Entries supplied |
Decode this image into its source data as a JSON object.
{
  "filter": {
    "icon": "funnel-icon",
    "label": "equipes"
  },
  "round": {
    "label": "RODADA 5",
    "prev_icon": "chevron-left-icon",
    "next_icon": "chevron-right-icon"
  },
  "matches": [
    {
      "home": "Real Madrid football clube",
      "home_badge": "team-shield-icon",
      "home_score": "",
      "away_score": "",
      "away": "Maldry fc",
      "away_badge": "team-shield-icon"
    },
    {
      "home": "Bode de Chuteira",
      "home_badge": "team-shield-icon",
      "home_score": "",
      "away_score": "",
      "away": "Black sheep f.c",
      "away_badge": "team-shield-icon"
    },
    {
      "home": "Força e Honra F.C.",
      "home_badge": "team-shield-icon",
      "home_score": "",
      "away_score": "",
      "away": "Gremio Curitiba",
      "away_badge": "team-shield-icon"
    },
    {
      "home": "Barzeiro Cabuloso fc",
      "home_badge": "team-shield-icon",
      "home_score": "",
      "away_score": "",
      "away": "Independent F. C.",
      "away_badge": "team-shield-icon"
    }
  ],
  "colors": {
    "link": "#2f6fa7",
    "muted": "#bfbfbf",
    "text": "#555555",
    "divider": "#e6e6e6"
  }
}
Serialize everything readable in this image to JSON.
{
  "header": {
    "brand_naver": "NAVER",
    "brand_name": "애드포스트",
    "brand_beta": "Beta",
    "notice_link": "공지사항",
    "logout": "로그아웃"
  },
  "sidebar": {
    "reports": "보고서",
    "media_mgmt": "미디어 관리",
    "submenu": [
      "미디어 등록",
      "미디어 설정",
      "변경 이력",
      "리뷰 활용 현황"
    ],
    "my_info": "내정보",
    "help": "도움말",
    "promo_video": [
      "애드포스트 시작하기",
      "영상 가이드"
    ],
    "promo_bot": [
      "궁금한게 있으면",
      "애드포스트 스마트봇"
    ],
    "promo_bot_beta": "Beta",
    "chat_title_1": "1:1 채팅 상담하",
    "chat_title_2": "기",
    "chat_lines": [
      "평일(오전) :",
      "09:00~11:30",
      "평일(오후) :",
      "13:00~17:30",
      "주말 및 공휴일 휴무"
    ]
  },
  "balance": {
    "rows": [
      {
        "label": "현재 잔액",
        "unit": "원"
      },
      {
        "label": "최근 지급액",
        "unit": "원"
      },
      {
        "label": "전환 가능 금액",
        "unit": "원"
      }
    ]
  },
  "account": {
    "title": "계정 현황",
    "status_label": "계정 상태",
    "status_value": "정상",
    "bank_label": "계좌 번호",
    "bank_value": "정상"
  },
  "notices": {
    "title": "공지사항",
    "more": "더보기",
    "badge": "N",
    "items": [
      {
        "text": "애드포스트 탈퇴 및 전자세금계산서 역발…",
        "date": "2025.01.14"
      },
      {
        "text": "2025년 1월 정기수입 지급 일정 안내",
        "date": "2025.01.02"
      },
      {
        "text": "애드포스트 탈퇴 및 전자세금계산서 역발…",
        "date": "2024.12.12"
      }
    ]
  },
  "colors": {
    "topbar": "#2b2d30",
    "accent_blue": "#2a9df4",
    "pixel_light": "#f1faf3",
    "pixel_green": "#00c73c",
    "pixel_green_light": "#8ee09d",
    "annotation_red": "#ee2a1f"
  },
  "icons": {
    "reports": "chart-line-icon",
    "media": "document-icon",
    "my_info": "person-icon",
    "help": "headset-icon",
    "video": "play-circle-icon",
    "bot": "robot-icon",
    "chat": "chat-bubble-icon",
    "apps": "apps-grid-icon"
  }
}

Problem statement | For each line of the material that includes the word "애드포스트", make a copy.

Your solution |
    "brand_name": "애드포스트",
      "애드포스트 시작하기",
      "애드포스트 스마트봇"
        "text": "애드포스트 탈퇴 및 전자세금계산서 역발…",
        "text": "애드포스트 탈퇴 및 전자세금계산서 역발…",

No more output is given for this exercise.